*** Listed records ***

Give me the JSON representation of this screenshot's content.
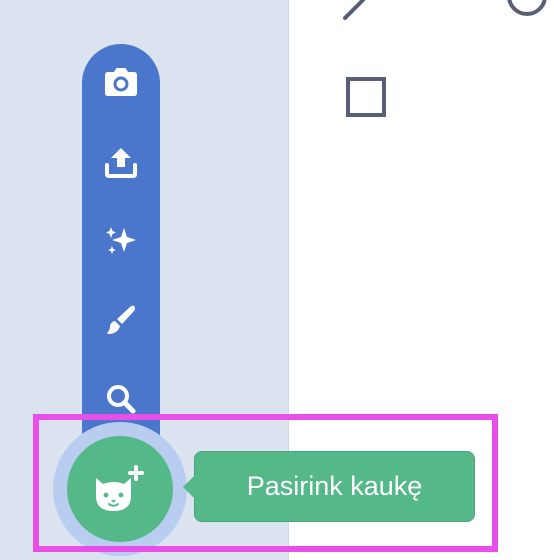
{
  "tooltip": {
    "text": "Pasirink kaukę"
  },
  "menu": {
    "items": [
      {
        "icon": "camera-icon"
      },
      {
        "icon": "upload-icon"
      },
      {
        "icon": "surprise-sparkle-icon"
      },
      {
        "icon": "paint-brush-icon"
      },
      {
        "icon": "search-icon"
      }
    ],
    "main_button_icon": "cat-add-icon"
  },
  "canvas_tools": {
    "icons": [
      "line-tool-icon",
      "circle-tool-icon",
      "rectangle-tool-icon"
    ]
  },
  "colors": {
    "left_panel": "#dbe2f0",
    "menu_blue": "#4a77cc",
    "green": "#55b888",
    "halo": "#b9cdf0",
    "highlight": "#e84fe8",
    "tool_gray": "#575e75"
  }
}
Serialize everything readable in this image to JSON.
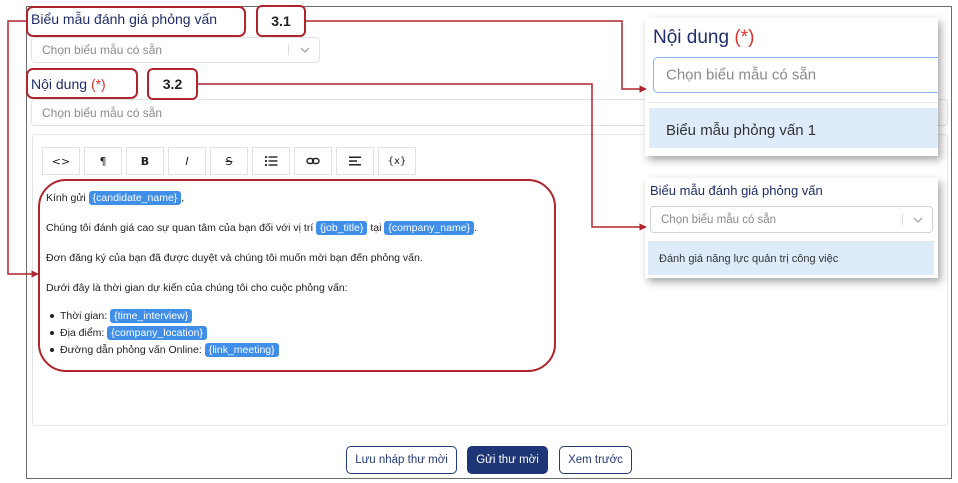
{
  "form": {
    "template_label": "Biểu mẫu đánh giá phỏng vấn",
    "template_placeholder": "Chọn biểu mẫu có sẵn",
    "content_label": "Nội dung",
    "required_mark": "(*)",
    "content_placeholder": "Chọn biểu mẫu có sẵn"
  },
  "annotations": {
    "badge_1": "3.1",
    "badge_2": "3.2"
  },
  "toolbar": {
    "code_label": "<>",
    "paragraph_label": "¶",
    "bold_label": "B",
    "italic_label": "I",
    "strike_label": "S",
    "variable_label": "{x}"
  },
  "email": {
    "greeting_prefix": "Kính gửi",
    "greeting_suffix": ",",
    "candidate_tag": "{candidate_name}",
    "line2_a": "Chúng tôi đánh giá cao sự quan tâm của bạn đối với vị trí",
    "job_tag": "{job_title}",
    "line2_b": "tại",
    "company_tag": "{company_name}",
    "line2_c": ".",
    "line3": "Đơn đăng ký của bạn đã được duyệt và chúng tôi muốn mời bạn đến phỏng vấn.",
    "line4": "Dưới đây là thời gian dự kiến của chúng tôi cho cuộc phỏng vấn:",
    "bullets": [
      {
        "label": "Thời gian:",
        "tag": "{time_interview}"
      },
      {
        "label": "Địa điểm:",
        "tag": "{company_location}"
      },
      {
        "label": "Đường dẫn phỏng vấn Online:",
        "tag": "{link_meeting}"
      }
    ]
  },
  "buttons": {
    "save_draft": "Lưu nháp thư mời",
    "send": "Gửi thư mời",
    "preview": "Xem trước"
  },
  "popup_content": {
    "label": "Nội dung",
    "required_mark": "(*)",
    "placeholder": "Chọn biểu mẫu có sẵn",
    "option": "Biểu mẫu phỏng vấn 1"
  },
  "popup_template": {
    "label": "Biểu mẫu đánh giá phỏng vấn",
    "placeholder": "Chọn biểu mẫu có sẵn",
    "option": "Đánh giá năng lực quản trị công việc"
  },
  "colors": {
    "annotation": "#b0242e",
    "primary": "#1e3576",
    "tag": "#3f8ee8",
    "option_highlight": "#deebfb"
  }
}
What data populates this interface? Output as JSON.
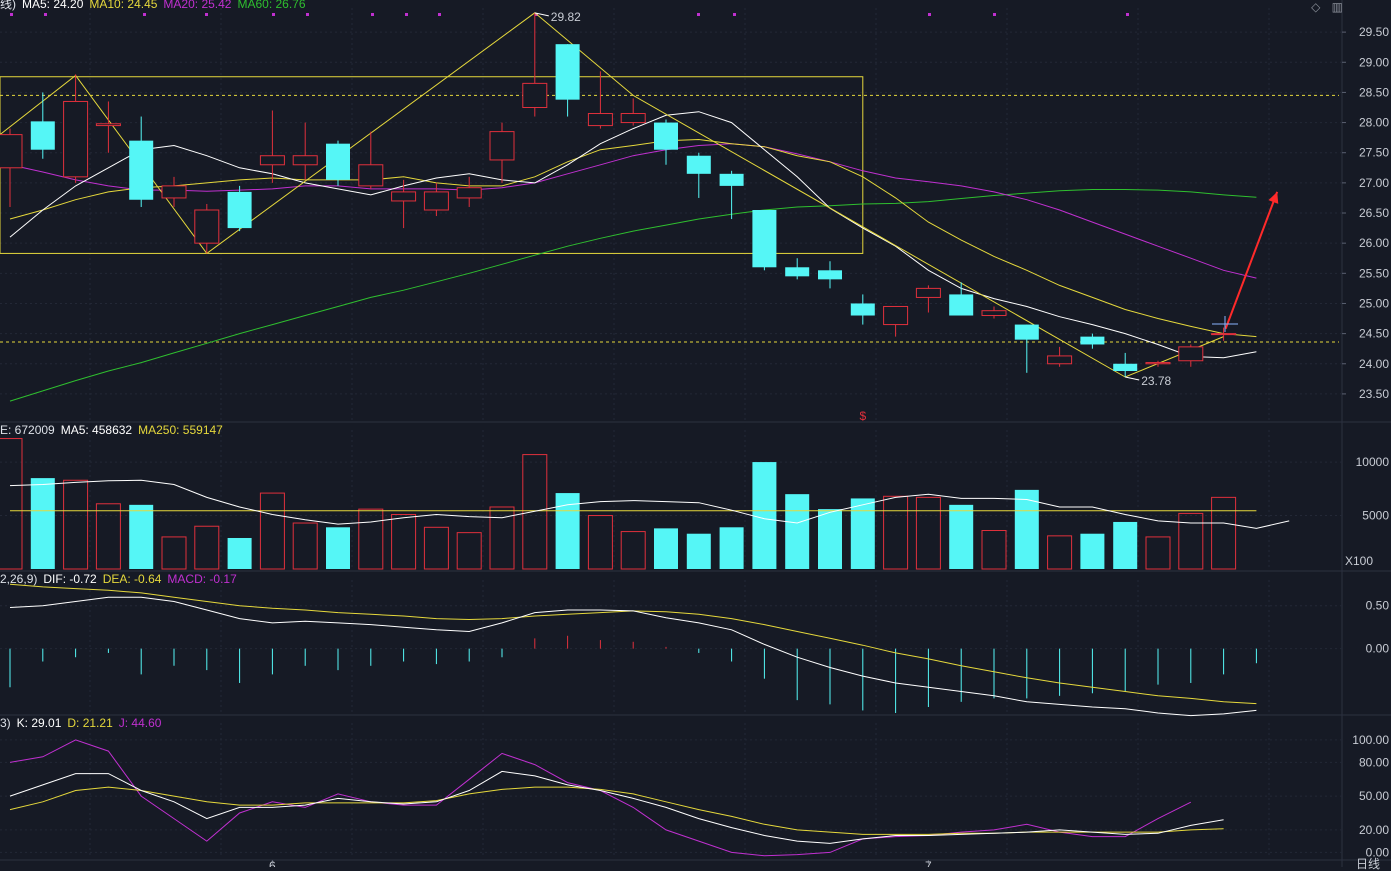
{
  "colors": {
    "background": "#161a25",
    "up": "#e0303c",
    "down": "#55f6f6",
    "ma5": "#ffffff",
    "ma10": "#e5d83c",
    "ma20": "#c030d0",
    "ma60": "#2fbf2f",
    "dea": "#e5d83c",
    "macd": "#c030d0",
    "arrow": "#ff2a2a",
    "axis_text": "#c8ccd4",
    "label_text": "#dde1e8"
  },
  "header": {
    "main": [
      {
        "text": "线)",
        "color": "#dde1e8"
      },
      {
        "text": "MA5: 24.20",
        "color": "#ffffff"
      },
      {
        "text": "MA10: 24.45",
        "color": "#e5d83c"
      },
      {
        "text": "MA20: 25.42",
        "color": "#c030d0"
      },
      {
        "text": "MA60: 26.76",
        "color": "#2fbf2f"
      }
    ],
    "volume": [
      {
        "text": "E: 672009",
        "color": "#dde1e8"
      },
      {
        "text": "MA5: 458632",
        "color": "#ffffff"
      },
      {
        "text": "MA250: 559147",
        "color": "#e5d83c"
      }
    ],
    "macd": [
      {
        "text": "2,26,9)",
        "color": "#dde1e8"
      },
      {
        "text": "DIF: -0.72",
        "color": "#ffffff"
      },
      {
        "text": "DEA: -0.64",
        "color": "#e5d83c"
      },
      {
        "text": "MACD: -0.17",
        "color": "#c030d0"
      }
    ],
    "kdj": [
      {
        "text": "3)",
        "color": "#dde1e8"
      },
      {
        "text": "K: 29.01",
        "color": "#ffffff"
      },
      {
        "text": "D: 21.21",
        "color": "#e5d83c"
      },
      {
        "text": "J: 44.60",
        "color": "#c030d0"
      }
    ]
  },
  "corner_icons": [
    "diamond-icon",
    "layout-icon"
  ],
  "bottom_right_label": "日线",
  "volume_unit_label": "X100",
  "x_axis_labels": [
    {
      "text": "6",
      "index": 8
    },
    {
      "text": "7",
      "index": 28
    }
  ],
  "event_marker": {
    "text": "$",
    "index": 26
  },
  "chart_data": [
    {
      "type": "candlestick",
      "title": "",
      "ylim": [
        23.2,
        29.9
      ],
      "yticks": [
        23.5,
        24.0,
        24.5,
        25.0,
        25.5,
        26.0,
        26.5,
        27.0,
        27.5,
        28.0,
        28.5,
        29.0,
        29.5
      ],
      "reference_lines": [
        28.45,
        24.36
      ],
      "annotations": [
        {
          "text": "29.82",
          "index": 16,
          "value": 29.82
        },
        {
          "text": "23.78",
          "index": 34,
          "value": 23.78
        }
      ],
      "range_box": {
        "from_index": -0.5,
        "to_index": 26,
        "high": 28.76,
        "low": 25.83
      },
      "zigzag": [
        {
          "index": -0.5,
          "value": 27.8
        },
        {
          "index": 2,
          "value": 28.78
        },
        {
          "index": 6,
          "value": 25.83
        },
        {
          "index": 16,
          "value": 29.82
        },
        {
          "index": 19,
          "value": 28.45
        },
        {
          "index": 34,
          "value": 23.78
        },
        {
          "index": 37,
          "value": 24.45
        }
      ],
      "candles": [
        {
          "o": 27.25,
          "h": 27.9,
          "l": 26.6,
          "c": 27.8
        },
        {
          "o": 28.02,
          "h": 28.5,
          "l": 27.4,
          "c": 27.55
        },
        {
          "o": 27.1,
          "h": 28.8,
          "l": 27.0,
          "c": 28.35
        },
        {
          "o": 27.95,
          "h": 28.35,
          "l": 27.5,
          "c": 27.98
        },
        {
          "o": 27.7,
          "h": 28.1,
          "l": 26.6,
          "c": 26.72
        },
        {
          "o": 26.75,
          "h": 27.1,
          "l": 26.6,
          "c": 26.95
        },
        {
          "o": 26.0,
          "h": 26.65,
          "l": 25.83,
          "c": 26.55
        },
        {
          "o": 26.85,
          "h": 26.95,
          "l": 26.2,
          "c": 26.25
        },
        {
          "o": 27.3,
          "h": 28.2,
          "l": 27.0,
          "c": 27.45
        },
        {
          "o": 27.3,
          "h": 28.0,
          "l": 27.05,
          "c": 27.45
        },
        {
          "o": 27.65,
          "h": 27.7,
          "l": 26.95,
          "c": 27.05
        },
        {
          "o": 26.95,
          "h": 27.85,
          "l": 26.9,
          "c": 27.3
        },
        {
          "o": 26.7,
          "h": 27.05,
          "l": 26.25,
          "c": 26.85
        },
        {
          "o": 26.55,
          "h": 27.0,
          "l": 26.45,
          "c": 26.85
        },
        {
          "o": 26.75,
          "h": 27.1,
          "l": 26.6,
          "c": 26.92
        },
        {
          "o": 27.38,
          "h": 28.0,
          "l": 27.0,
          "c": 27.85
        },
        {
          "o": 28.25,
          "h": 29.82,
          "l": 28.1,
          "c": 28.65
        },
        {
          "o": 29.3,
          "h": 29.3,
          "l": 28.1,
          "c": 28.38
        },
        {
          "o": 27.95,
          "h": 28.85,
          "l": 27.9,
          "c": 28.15
        },
        {
          "o": 28.0,
          "h": 28.4,
          "l": 27.95,
          "c": 28.15
        },
        {
          "o": 28.0,
          "h": 28.05,
          "l": 27.3,
          "c": 27.55
        },
        {
          "o": 27.45,
          "h": 27.5,
          "l": 26.75,
          "c": 27.15
        },
        {
          "o": 27.15,
          "h": 27.2,
          "l": 26.4,
          "c": 26.95
        },
        {
          "o": 26.55,
          "h": 26.55,
          "l": 25.55,
          "c": 25.6
        },
        {
          "o": 25.6,
          "h": 25.75,
          "l": 25.4,
          "c": 25.45
        },
        {
          "o": 25.55,
          "h": 25.7,
          "l": 25.25,
          "c": 25.4
        },
        {
          "o": 25.0,
          "h": 25.15,
          "l": 24.65,
          "c": 24.8
        },
        {
          "o": 24.65,
          "h": 24.95,
          "l": 24.45,
          "c": 24.95
        },
        {
          "o": 25.1,
          "h": 25.3,
          "l": 24.85,
          "c": 25.25
        },
        {
          "o": 25.15,
          "h": 25.35,
          "l": 24.8,
          "c": 24.8
        },
        {
          "o": 24.8,
          "h": 24.95,
          "l": 24.75,
          "c": 24.88
        },
        {
          "o": 24.65,
          "h": 24.65,
          "l": 23.85,
          "c": 24.4
        },
        {
          "o": 24.0,
          "h": 24.28,
          "l": 23.95,
          "c": 24.13
        },
        {
          "o": 24.45,
          "h": 24.5,
          "l": 24.25,
          "c": 24.32
        },
        {
          "o": 24.0,
          "h": 24.18,
          "l": 23.78,
          "c": 23.88
        },
        {
          "o": 24.0,
          "h": 24.05,
          "l": 23.95,
          "c": 24.02
        },
        {
          "o": 24.05,
          "h": 24.32,
          "l": 23.95,
          "c": 24.28
        },
        {
          "o": 24.5,
          "h": 24.6,
          "l": 24.38,
          "c": 24.5
        }
      ],
      "ma5": [
        26.1,
        26.55,
        26.95,
        27.25,
        27.55,
        27.62,
        27.45,
        27.25,
        27.15,
        27.0,
        26.9,
        26.8,
        26.95,
        27.08,
        27.15,
        27.05,
        27.0,
        27.3,
        27.65,
        27.9,
        28.12,
        28.18,
        28.0,
        27.55,
        27.1,
        26.58,
        26.25,
        25.95,
        25.55,
        25.25,
        25.08,
        24.95,
        24.78,
        24.65,
        24.5,
        24.32,
        24.12,
        24.1,
        24.2
      ],
      "ma10": [
        26.4,
        26.55,
        26.72,
        26.85,
        26.92,
        26.95,
        27.0,
        27.05,
        27.08,
        27.05,
        27.05,
        27.05,
        27.1,
        27.0,
        26.95,
        26.95,
        27.1,
        27.35,
        27.55,
        27.62,
        27.7,
        27.72,
        27.65,
        27.6,
        27.45,
        27.35,
        27.1,
        26.75,
        26.35,
        26.05,
        25.78,
        25.55,
        25.3,
        25.1,
        24.9,
        24.75,
        24.62,
        24.5,
        24.45
      ],
      "ma20": [
        27.3,
        27.18,
        27.05,
        26.95,
        26.88,
        26.88,
        26.86,
        26.88,
        26.9,
        26.95,
        26.95,
        26.9,
        26.9,
        26.9,
        26.88,
        26.92,
        27.0,
        27.15,
        27.3,
        27.45,
        27.55,
        27.62,
        27.65,
        27.6,
        27.48,
        27.35,
        27.2,
        27.08,
        27.02,
        26.95,
        26.85,
        26.72,
        26.55,
        26.35,
        26.15,
        25.95,
        25.75,
        25.55,
        25.42
      ],
      "ma60": [
        23.38,
        23.55,
        23.72,
        23.88,
        24.02,
        24.18,
        24.34,
        24.5,
        24.65,
        24.8,
        24.95,
        25.1,
        25.22,
        25.36,
        25.5,
        25.65,
        25.8,
        25.95,
        26.08,
        26.2,
        26.3,
        26.4,
        26.48,
        26.55,
        26.6,
        26.62,
        26.65,
        26.66,
        26.69,
        26.74,
        26.79,
        26.83,
        26.87,
        26.89,
        26.89,
        26.88,
        26.85,
        26.8,
        26.76
      ],
      "arrow": {
        "from_index": 37,
        "from_value": 24.58,
        "to_index": 39,
        "to_value": 26.85
      }
    },
    {
      "type": "bar",
      "title": "",
      "ylim": [
        0,
        13000
      ],
      "yticks": [
        5000,
        10000
      ],
      "values": [
        12200,
        8500,
        8300,
        6100,
        6000,
        3000,
        4000,
        2900,
        7100,
        4300,
        3900,
        5600,
        5100,
        3900,
        3400,
        5800,
        10700,
        7100,
        5000,
        3500,
        3800,
        3300,
        3900,
        10000,
        7000,
        5600,
        6600,
        6800,
        6700,
        6000,
        3600,
        7400,
        3100,
        3300,
        4400,
        3000,
        5200,
        6700
      ],
      "ma5": [
        7800,
        7900,
        8100,
        8250,
        8300,
        7900,
        6700,
        5800,
        5100,
        4600,
        4200,
        4400,
        4800,
        5100,
        4900,
        4800,
        5400,
        6000,
        6300,
        6400,
        6300,
        6200,
        5500,
        4700,
        4300,
        5300,
        6000,
        6700,
        7000,
        6600,
        6600,
        6500,
        5800,
        5800,
        5100,
        4500,
        4300,
        4300,
        3800,
        4500
      ],
      "ma250": [
        5450,
        5450,
        5450,
        5450,
        5450,
        5450,
        5450,
        5450,
        5450,
        5450,
        5450,
        5450,
        5450,
        5450,
        5450,
        5450,
        5450,
        5450,
        5450,
        5450,
        5450,
        5450,
        5450,
        5450,
        5450,
        5450,
        5450,
        5450,
        5450,
        5450,
        5450,
        5450,
        5450,
        5450,
        5450,
        5450,
        5450,
        5450,
        5450
      ]
    },
    {
      "type": "bar",
      "title": "MACD",
      "ylim": [
        -0.75,
        0.8
      ],
      "yticks": [
        0.0,
        0.5
      ],
      "macd": [
        -0.45,
        -0.15,
        -0.1,
        -0.05,
        -0.3,
        -0.2,
        -0.25,
        -0.4,
        -0.3,
        -0.2,
        -0.25,
        -0.2,
        -0.15,
        -0.18,
        -0.15,
        -0.1,
        0.12,
        0.15,
        0.1,
        0.08,
        0.02,
        -0.05,
        -0.15,
        -0.35,
        -0.6,
        -0.65,
        -0.72,
        -0.75,
        -0.68,
        -0.62,
        -0.58,
        -0.58,
        -0.55,
        -0.52,
        -0.5,
        -0.42,
        -0.4,
        -0.3,
        -0.17
      ],
      "dif": [
        0.48,
        0.5,
        0.55,
        0.6,
        0.6,
        0.55,
        0.45,
        0.35,
        0.3,
        0.32,
        0.3,
        0.28,
        0.25,
        0.22,
        0.2,
        0.3,
        0.42,
        0.45,
        0.45,
        0.44,
        0.36,
        0.3,
        0.22,
        0.05,
        -0.1,
        -0.22,
        -0.32,
        -0.4,
        -0.45,
        -0.5,
        -0.55,
        -0.62,
        -0.65,
        -0.68,
        -0.7,
        -0.75,
        -0.78,
        -0.76,
        -0.72
      ],
      "dea": [
        0.75,
        0.72,
        0.7,
        0.68,
        0.65,
        0.6,
        0.55,
        0.5,
        0.47,
        0.45,
        0.42,
        0.4,
        0.38,
        0.35,
        0.34,
        0.35,
        0.38,
        0.4,
        0.42,
        0.44,
        0.43,
        0.4,
        0.35,
        0.28,
        0.2,
        0.12,
        0.04,
        -0.05,
        -0.12,
        -0.2,
        -0.27,
        -0.34,
        -0.4,
        -0.45,
        -0.5,
        -0.55,
        -0.58,
        -0.62,
        -0.64
      ]
    },
    {
      "type": "line",
      "title": "KDJ",
      "ylim": [
        -5,
        115
      ],
      "yticks": [
        0.0,
        20.0,
        50.0,
        80.0,
        100.0
      ],
      "k": [
        50,
        60,
        70,
        70,
        55,
        45,
        30,
        40,
        40,
        42,
        48,
        45,
        43,
        45,
        55,
        72,
        68,
        60,
        55,
        48,
        40,
        30,
        22,
        15,
        10,
        8,
        12,
        15,
        15,
        16,
        17,
        18,
        20,
        18,
        16,
        17,
        24,
        29
      ],
      "d": [
        38,
        45,
        55,
        58,
        55,
        50,
        45,
        42,
        42,
        44,
        44,
        44,
        44,
        46,
        52,
        56,
        58,
        58,
        56,
        52,
        45,
        38,
        32,
        25,
        20,
        18,
        16,
        16,
        16,
        17,
        17,
        18,
        18,
        18,
        18,
        18,
        20,
        21
      ],
      "j": [
        80,
        85,
        100,
        90,
        50,
        30,
        10,
        35,
        45,
        40,
        52,
        45,
        42,
        42,
        65,
        88,
        78,
        62,
        55,
        40,
        20,
        10,
        0,
        -3,
        -2,
        0,
        12,
        14,
        15,
        18,
        20,
        25,
        18,
        14,
        14,
        30,
        44.6
      ]
    }
  ]
}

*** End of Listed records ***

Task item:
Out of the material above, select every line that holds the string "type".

The completed task:
      "type": "candlestick",
      "type": "bar",
      "type": "bar",
      "type": "line",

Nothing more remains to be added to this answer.